Speaker of the Legislature Mike Flood of Norfolk brought the ninth day of the special session to sudden and unexpected calm and content.
About 90 minutes into debate of Schuyler Sen. Chris Langemeier’s oil pipeline routing bill, Flood stunned lawmakers and onlookers with news that TransCanada will voluntarily re-route its controversial pipeline. Called Keystone XL, the pipeline would have bisected Nebraska, its fragile Sandhills and the massive Ogallala Aquifer as it pumped Albert, Canada, tar sands oil to American refineries along the Gulf of Mexico.
“This is a good day for Nebraska,” Flood said during a press conference after the session. “This does not belong to government. This does not belong TransCanada. It belongs to the people.”
Jane Kleeb, founder of the progressive advocacy group called Bold Nebraska, was pleased with the development but remained skeptical.
“We do not trust TransCanada,” she said. “We will be watching them like hawks.”
Alex Pourbaix, TransCanada’s presdent for oil and energy pipelines was present at the press conference. He told the gathering that he remains convinced that the proposed route through the Sandhills would have been safe, but agreed to change the route once the U.S. State Department extended its final permit decision from December this year to 2013.
“The State Department, by changing the rules, has given us this opportunity,” he said.
Pourbaix said routing out of the Sandhills did not necessarily mean that the pipeline would not cross the Ogallala Aquifer, a key source of water for the Midwest. But he was “confident that it would move away from areas where water is near the surface.”
When floor debate began on Langemeier’s bill, the Legislature was clearly divided. Several lawmakers stood in support of the bill, but just as many seemed opposed, including Holdredge Sen. Tom Carlson who threatened to filibuster any bill that would apply to the Keystone XL pipeline.
Carlson was also present at the post-session press conference, and voiced his support for Flood’s compromise solution.
Flood announced his plan when it was his turn to speak on Langemeier’s bill.

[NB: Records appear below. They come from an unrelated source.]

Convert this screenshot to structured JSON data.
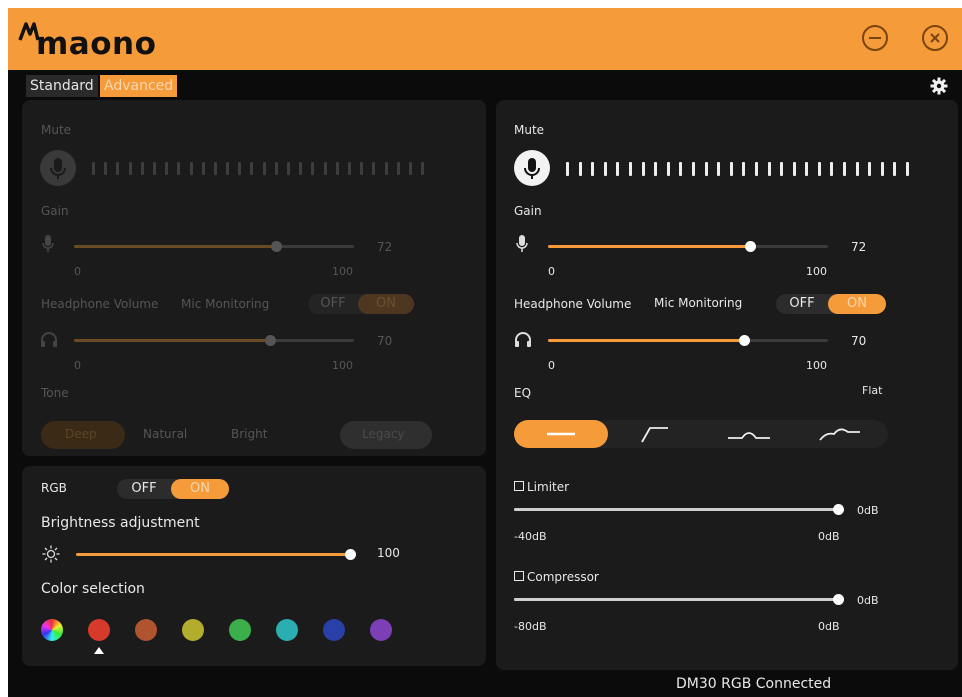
{
  "header": {
    "brand": "maono",
    "accent": "#f59b3a"
  },
  "tabs": {
    "standard": "Standard",
    "advanced": "Advanced"
  },
  "left": {
    "mute_label": "Mute",
    "gain": {
      "label": "Gain",
      "value": "72",
      "min": "0",
      "max": "100",
      "fraction": 0.72
    },
    "headphone": {
      "label": "Headphone Volume",
      "value": "70",
      "min": "0",
      "max": "100",
      "fraction": 0.7
    },
    "mic_monitoring": {
      "label": "Mic Monitoring",
      "off": "OFF",
      "on": "ON"
    },
    "tone": {
      "label": "Tone",
      "options": [
        "Deep",
        "Natural",
        "Bright"
      ],
      "legacy": "Legacy"
    }
  },
  "rgb": {
    "label": "RGB",
    "off": "OFF",
    "on": "ON",
    "brightness": {
      "label": "Brightness adjustment",
      "value": "100",
      "fraction": 1.0
    },
    "color_label": "Color selection",
    "colors": [
      "#d63a2b",
      "#b0532f",
      "#b3ad2e",
      "#3bb04a",
      "#2aaeb0",
      "#2b3fa8",
      "#7d3fb5"
    ],
    "selected": 1
  },
  "right": {
    "mute_label": "Mute",
    "gain": {
      "label": "Gain",
      "value": "72",
      "min": "0",
      "max": "100",
      "fraction": 0.72
    },
    "headphone": {
      "label": "Headphone Volume",
      "value": "70",
      "min": "0",
      "max": "100",
      "fraction": 0.7
    },
    "mic_monitoring": {
      "label": "Mic Monitoring",
      "off": "OFF",
      "on": "ON"
    },
    "eq": {
      "label": "EQ",
      "preset": "Flat"
    },
    "limiter": {
      "label": "Limiter",
      "value": "0dB",
      "min": "-40dB",
      "max": "0dB",
      "fraction": 1.0
    },
    "compressor": {
      "label": "Compressor",
      "value": "0dB",
      "min": "-80dB",
      "max": "0dB",
      "fraction": 1.0
    }
  },
  "status": {
    "text": "DM30 RGB Connected"
  }
}
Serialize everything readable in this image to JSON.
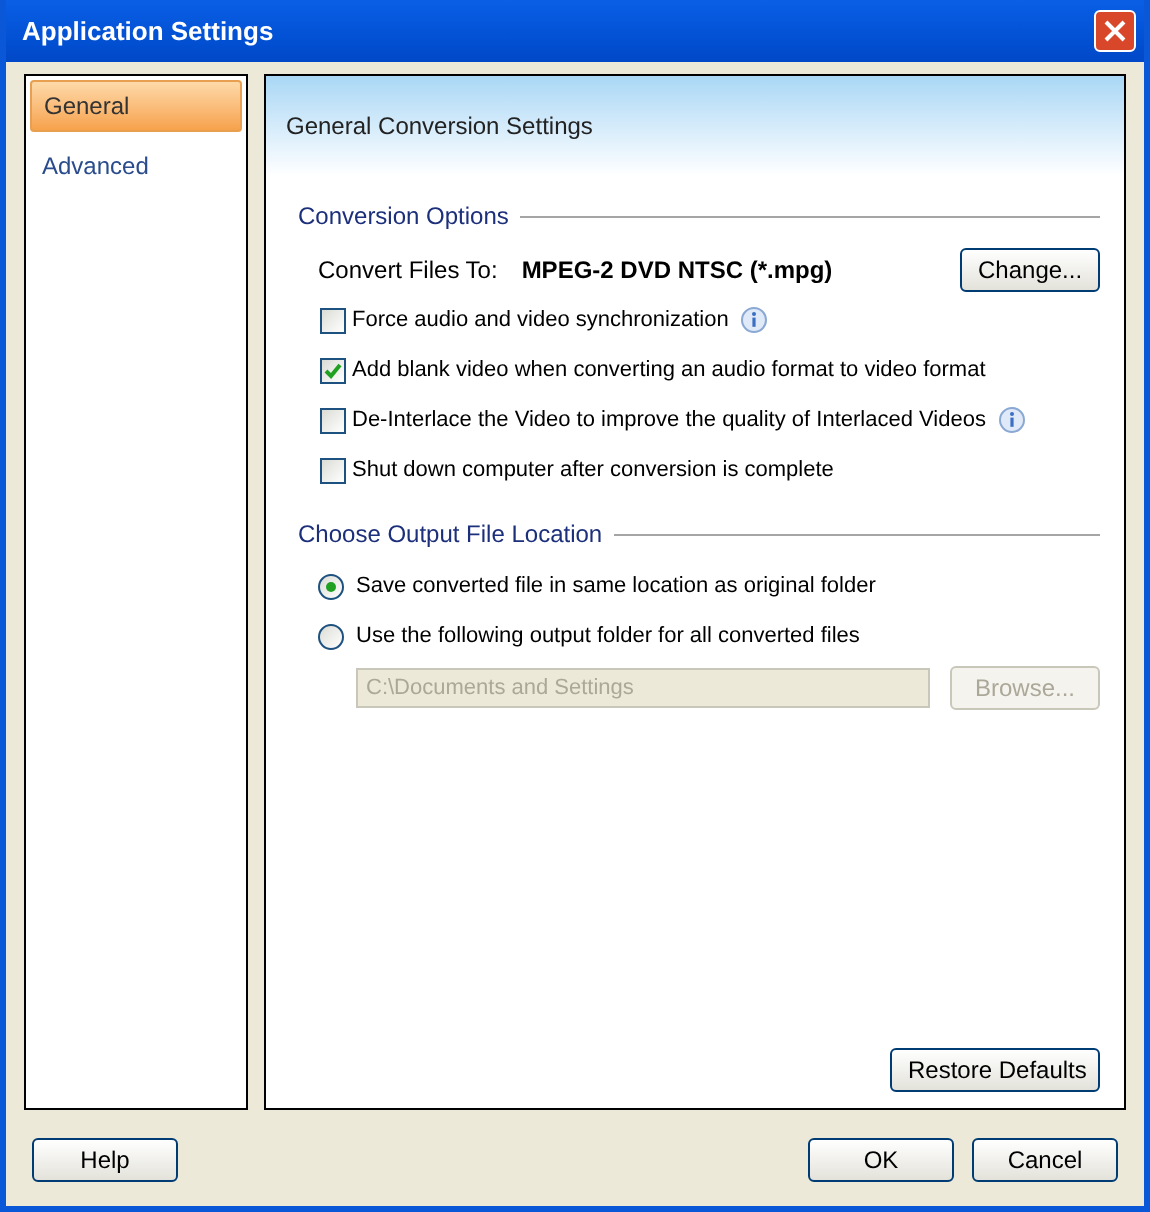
{
  "window": {
    "title": "Application Settings"
  },
  "sidebar": {
    "items": [
      {
        "label": "General",
        "selected": true
      },
      {
        "label": "Advanced",
        "selected": false
      }
    ]
  },
  "panel": {
    "title": "General Conversion Settings",
    "conversion_options": {
      "heading": "Conversion Options",
      "convert_label": "Convert Files To:",
      "convert_value": "MPEG-2 DVD NTSC (*.mpg)",
      "change_button": "Change...",
      "options": [
        {
          "label": "Force audio and video synchronization",
          "checked": false,
          "info": true
        },
        {
          "label": "Add blank video when converting an audio format to video format",
          "checked": true,
          "info": false
        },
        {
          "label": "De-Interlace the Video to improve the quality of Interlaced Videos",
          "checked": false,
          "info": true
        },
        {
          "label": "Shut down computer after conversion is complete",
          "checked": false,
          "info": false
        }
      ]
    },
    "output_location": {
      "heading": "Choose Output File Location",
      "choices": [
        {
          "label": "Save converted file in same location as original folder",
          "selected": true
        },
        {
          "label": "Use the following output folder for all converted files",
          "selected": false
        }
      ],
      "folder": {
        "value": "C:\\Documents and Settings",
        "disabled": true
      },
      "browse_button": {
        "label": "Browse...",
        "disabled": true
      }
    },
    "restore_button": "Restore Defaults"
  },
  "buttons": {
    "help": "Help",
    "ok": "OK",
    "cancel": "Cancel"
  }
}
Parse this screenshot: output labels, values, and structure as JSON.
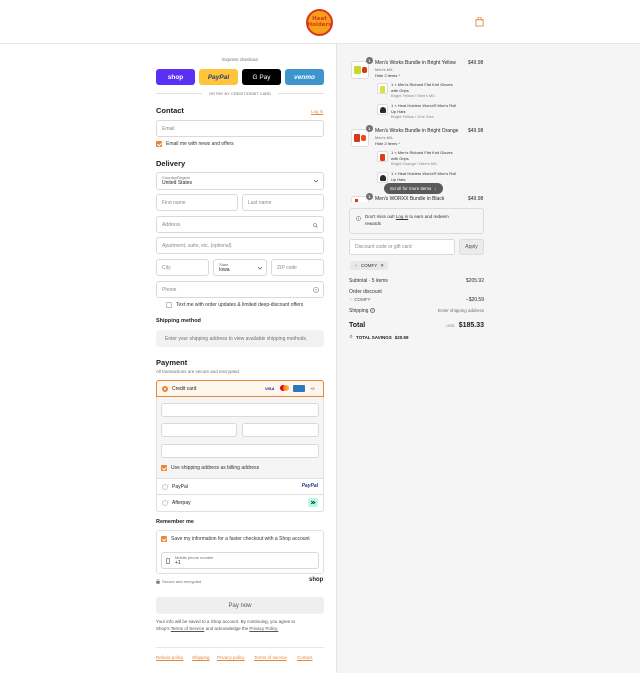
{
  "header": {
    "logo_line1": "Heat",
    "logo_line2": "Holders"
  },
  "express": {
    "title": "Express checkout",
    "shop": "shop",
    "paypal": "PayPal",
    "gpay": "G Pay",
    "venmo": "venmo",
    "or": "OR PAY BY CREDIT/DEBIT CARD"
  },
  "contact": {
    "heading": "Contact",
    "login": "Log in",
    "email_placeholder": "Email",
    "news_label": "Email me with news and offers"
  },
  "delivery": {
    "heading": "Delivery",
    "country_label": "Country/Region",
    "country_value": "United States",
    "first_name": "First name",
    "last_name": "Last name",
    "address": "Address",
    "apartment": "Apartment, suite, etc. (optional)",
    "city": "City",
    "state_label": "State",
    "state_value": "Iowa",
    "zip": "ZIP code",
    "phone": "Phone",
    "text_label": "Text me with order updates & limited deep-discount offers"
  },
  "shipping": {
    "heading": "Shipping method",
    "note": "Enter your shipping address to view available shipping methods."
  },
  "payment": {
    "heading": "Payment",
    "subtitle": "All transactions are secure and encrypted.",
    "credit_card": "Credit card",
    "visa": "VISA",
    "more_cards": "+5",
    "billing_label": "Use shipping address as billing address",
    "paypal": "PayPal",
    "paypal_logo": "PayPal",
    "afterpay": "Afterpay"
  },
  "remember": {
    "heading": "Remember me",
    "save_label": "Save my information for a faster checkout with a Shop account",
    "mobile_label": "Mobile phone number",
    "mobile_value": "+1",
    "secure": "Secure and encrypted",
    "shop": "shop"
  },
  "pay_now": "Pay now",
  "legal": {
    "line1": "Your info will be saved to a Shop account. By continuing, you agree to",
    "line2_a": "Shop's",
    "terms": "Terms of Service",
    "line2_b": "and acknowledge the",
    "privacy": "Privacy Policy."
  },
  "footer": [
    "Refund policy",
    "Shipping",
    "Privacy policy",
    "Terms of service",
    "Contact"
  ],
  "cart": {
    "items": [
      {
        "qty": "1",
        "title": "Men's Works Bundle in Bright Yellow",
        "size": "Men's M/L",
        "hide": "Hide 2 items",
        "price": "$49.98",
        "sub": [
          {
            "title1": "1 × Men's Richard Flat Knit Gloves",
            "title2": "with Grips",
            "variant": "Bright Yellow / Men's M/L"
          },
          {
            "title1": "1 × Heat Holders Worxx® Men's Roll",
            "title2": "Up Hats",
            "variant": "Bright Yellow / One Size"
          }
        ]
      },
      {
        "qty": "1",
        "title": "Men's Works Bundle in Bright Orange",
        "size": "Men's M/L",
        "hide": "Hide 2 items",
        "price": "$49.98",
        "sub": [
          {
            "title1": "1 × Men's Richard Flat Knit Gloves",
            "title2": "with Grips",
            "variant": "Bright Orange / Men's M/L"
          },
          {
            "title1": "1 × Heat Holders Worxx® Men's Roll",
            "title2": "Up Hats",
            "variant": ""
          }
        ]
      },
      {
        "qty": "1",
        "title": "Men's WORXX Bundle in Black",
        "price": "$49.98"
      }
    ],
    "scroll_hint": "Scroll for more items",
    "rewards": {
      "text1": "Don't miss out!",
      "login": "Log in",
      "text2": "to earn and redeem",
      "text3": "rewards"
    },
    "discount_placeholder": "Discount code or gift card",
    "apply": "Apply",
    "code": "COMFY",
    "subtotal_label": "Subtotal · 5 items",
    "subtotal": "$205.92",
    "order_discount": "Order discount",
    "discount_code": "COMFY",
    "discount_value": "−$20.59",
    "shipping_label": "Shipping",
    "shipping_value": "Enter shipping address",
    "total_label": "Total",
    "currency": "USD",
    "total": "$185.33",
    "savings_label": "TOTAL SAVINGS",
    "savings": "$20.59"
  }
}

At that point he introduced an amendment to the LB4, called for LB1 to be pushed out of committee for debate as soon as Nov. 15, and hushed the room with TransCanada’s late reversal.
“TransCanada has voluntarily agreed to move the route,” he said. “TransCanada is willing to consider a route that doesn’t cross the Sandhills.”
The remaining speakers uniformly praised Flood for his “leadership” and supported his proposed amendment.
Sen. Brad Ashford of Omaha was nearly speechless moments later.
“My-my, gracious,” said Ashford, who is also the Judiciary Committee chairman. “There will not be a better day than this.”
Malcolm Sen. Ken Haar, who was the most vocal in calling for a special session aimed at legislating the Keystone XL pipeline, was also pleased with the compromise.
“I believe this is a win-win,” he said. “It happened across the aisle. The process works.”
Flood’s amendment essentially dumps all the language from Langemeier’s LB4 and creates within the Department of Environmental Quality the authority to perform its own environmental assessment for newly proposed pipeline routes. This process would be used as TransCanada begins plans for an alternate route for Keystone XL.
Flood also called for LB1 to be immediately pushed out of the Natural Resources Committee for floor debate. LB1 is Sen. Annette Dubas’ (Fullerton) plan to vest oil pipeline siting authority within the Public Service Commission. Should this bill pass, TransCanada would be exempt from the process, but all future pipelines wouldl not.
“It’s appropriate that this bill be passed this session,” Flood said, “so we never have to relive this nightmare again.”
Flood said his solution “respects our citizens, moves the pipeline,” and protects the state in the future.
Flood’s amendment will go before the Natural Resources Committees Tuesday.